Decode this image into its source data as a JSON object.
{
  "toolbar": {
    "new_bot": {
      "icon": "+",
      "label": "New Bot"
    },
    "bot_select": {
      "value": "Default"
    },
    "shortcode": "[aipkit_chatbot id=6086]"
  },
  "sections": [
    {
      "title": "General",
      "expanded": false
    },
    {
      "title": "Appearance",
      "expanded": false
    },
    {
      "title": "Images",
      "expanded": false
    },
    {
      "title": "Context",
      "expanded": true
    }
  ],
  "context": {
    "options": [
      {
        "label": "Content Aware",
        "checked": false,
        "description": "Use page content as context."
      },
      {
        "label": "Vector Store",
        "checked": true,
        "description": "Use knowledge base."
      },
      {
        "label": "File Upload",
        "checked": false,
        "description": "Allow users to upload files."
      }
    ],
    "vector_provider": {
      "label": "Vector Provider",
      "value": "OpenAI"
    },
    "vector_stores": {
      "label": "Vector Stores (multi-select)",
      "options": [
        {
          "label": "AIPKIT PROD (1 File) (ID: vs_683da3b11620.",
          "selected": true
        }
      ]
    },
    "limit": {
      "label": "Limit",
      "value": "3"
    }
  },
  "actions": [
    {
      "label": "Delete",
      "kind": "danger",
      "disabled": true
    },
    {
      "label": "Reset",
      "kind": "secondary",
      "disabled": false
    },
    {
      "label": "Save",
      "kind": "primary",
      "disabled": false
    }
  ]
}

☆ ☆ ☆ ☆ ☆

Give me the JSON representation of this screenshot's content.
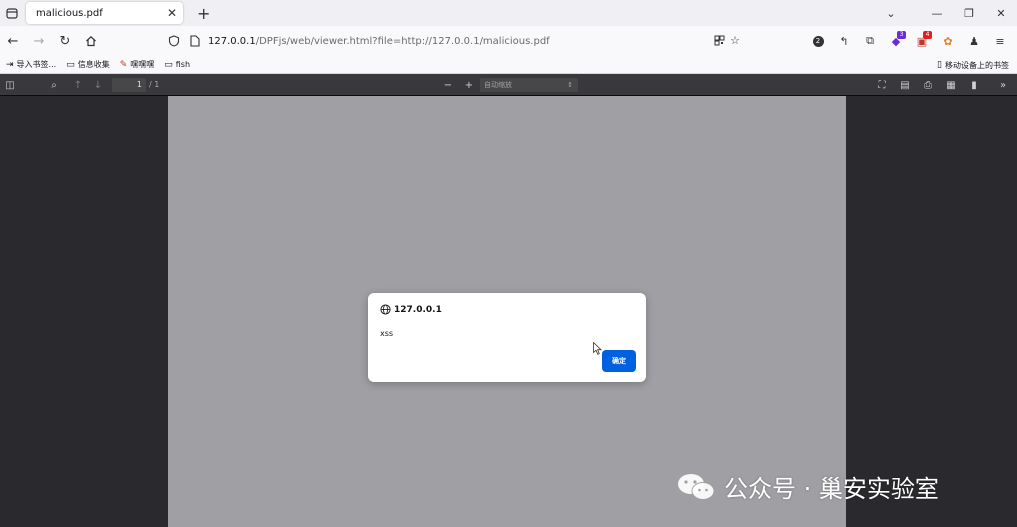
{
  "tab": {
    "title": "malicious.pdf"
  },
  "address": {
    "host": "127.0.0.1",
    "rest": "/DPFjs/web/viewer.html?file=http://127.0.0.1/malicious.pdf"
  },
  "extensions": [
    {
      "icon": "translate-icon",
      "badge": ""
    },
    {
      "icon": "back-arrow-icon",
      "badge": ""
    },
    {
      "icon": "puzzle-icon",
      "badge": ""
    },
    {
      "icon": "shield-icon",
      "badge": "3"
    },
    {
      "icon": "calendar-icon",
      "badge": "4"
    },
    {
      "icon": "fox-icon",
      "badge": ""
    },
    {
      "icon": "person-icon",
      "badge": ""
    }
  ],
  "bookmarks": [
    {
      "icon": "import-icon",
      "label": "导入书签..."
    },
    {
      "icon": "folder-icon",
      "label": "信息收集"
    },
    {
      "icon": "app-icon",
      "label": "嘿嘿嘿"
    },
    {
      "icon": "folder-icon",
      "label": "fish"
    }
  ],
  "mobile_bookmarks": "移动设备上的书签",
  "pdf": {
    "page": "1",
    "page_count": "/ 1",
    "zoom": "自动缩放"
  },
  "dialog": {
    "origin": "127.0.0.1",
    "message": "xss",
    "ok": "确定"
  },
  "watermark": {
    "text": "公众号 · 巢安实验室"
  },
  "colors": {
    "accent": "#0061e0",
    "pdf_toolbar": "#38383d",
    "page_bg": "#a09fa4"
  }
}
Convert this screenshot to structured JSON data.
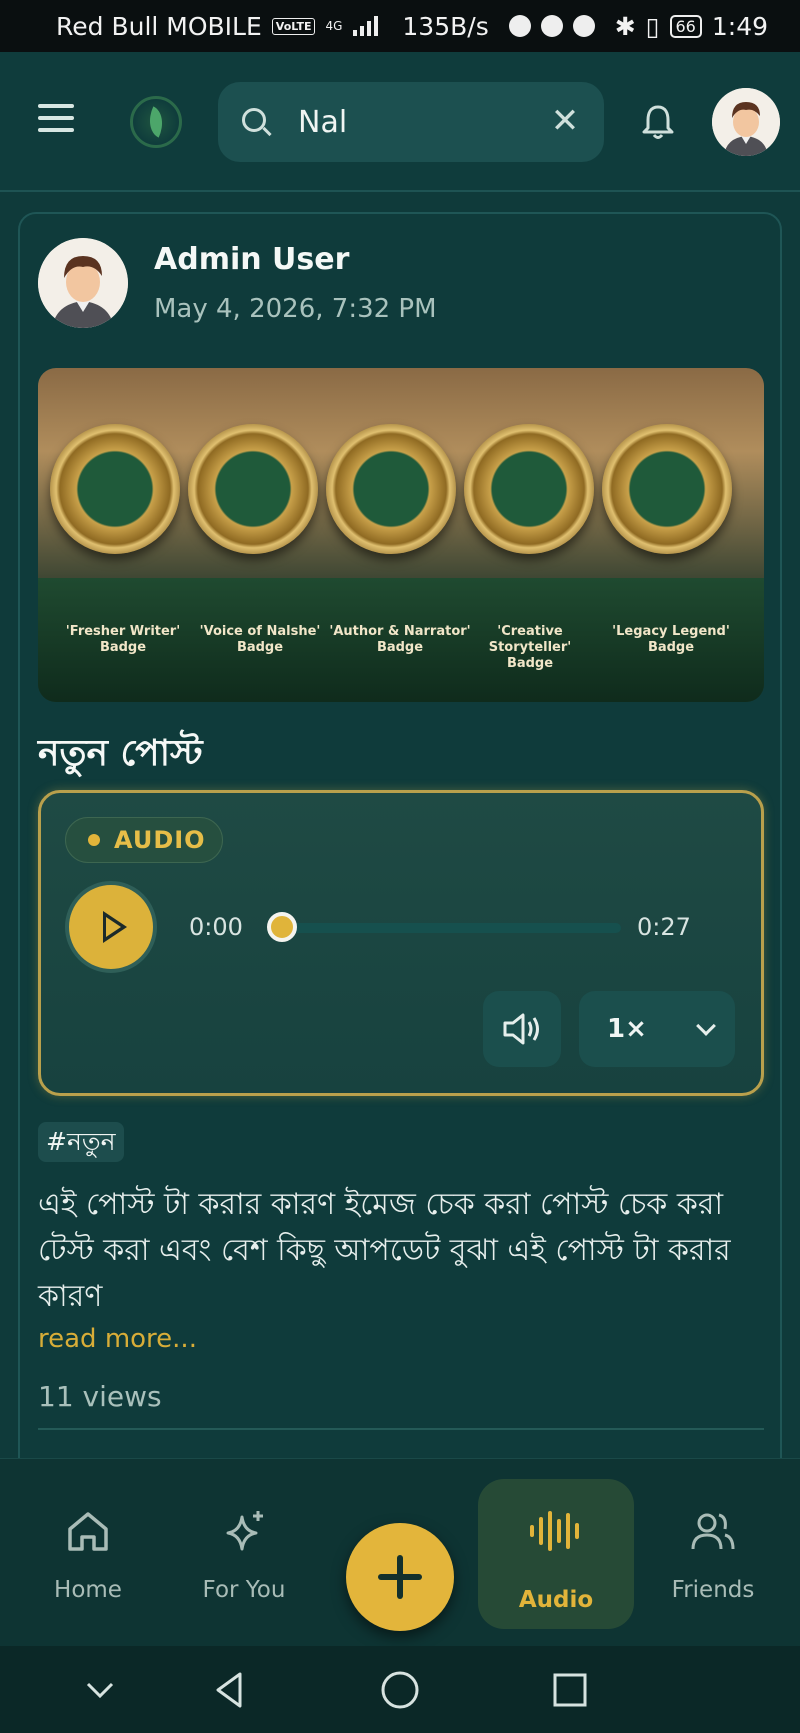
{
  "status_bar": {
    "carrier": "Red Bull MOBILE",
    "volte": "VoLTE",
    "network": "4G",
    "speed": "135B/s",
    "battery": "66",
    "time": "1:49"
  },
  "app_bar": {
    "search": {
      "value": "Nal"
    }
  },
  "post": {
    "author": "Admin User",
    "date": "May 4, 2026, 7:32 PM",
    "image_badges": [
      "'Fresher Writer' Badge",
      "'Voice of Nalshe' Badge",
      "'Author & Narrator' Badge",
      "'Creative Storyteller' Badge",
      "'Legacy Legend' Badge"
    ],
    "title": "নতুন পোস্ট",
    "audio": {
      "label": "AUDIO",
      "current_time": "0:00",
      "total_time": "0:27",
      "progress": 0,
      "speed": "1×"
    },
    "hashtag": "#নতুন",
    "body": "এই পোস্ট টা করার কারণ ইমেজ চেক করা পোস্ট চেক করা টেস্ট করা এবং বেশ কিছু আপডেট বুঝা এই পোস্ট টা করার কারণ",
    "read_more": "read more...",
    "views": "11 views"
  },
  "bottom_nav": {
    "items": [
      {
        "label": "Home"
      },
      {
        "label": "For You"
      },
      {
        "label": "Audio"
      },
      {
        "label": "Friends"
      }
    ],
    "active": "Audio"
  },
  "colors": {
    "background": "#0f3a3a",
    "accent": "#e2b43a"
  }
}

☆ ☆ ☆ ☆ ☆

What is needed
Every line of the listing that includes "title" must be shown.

Written reply
      "title": "General",
      "title": "Appearance",
      "title": "Images",
      "title": "Context",
    "title": "malicious.pdf"
    "title": "নতুন পোস্ট",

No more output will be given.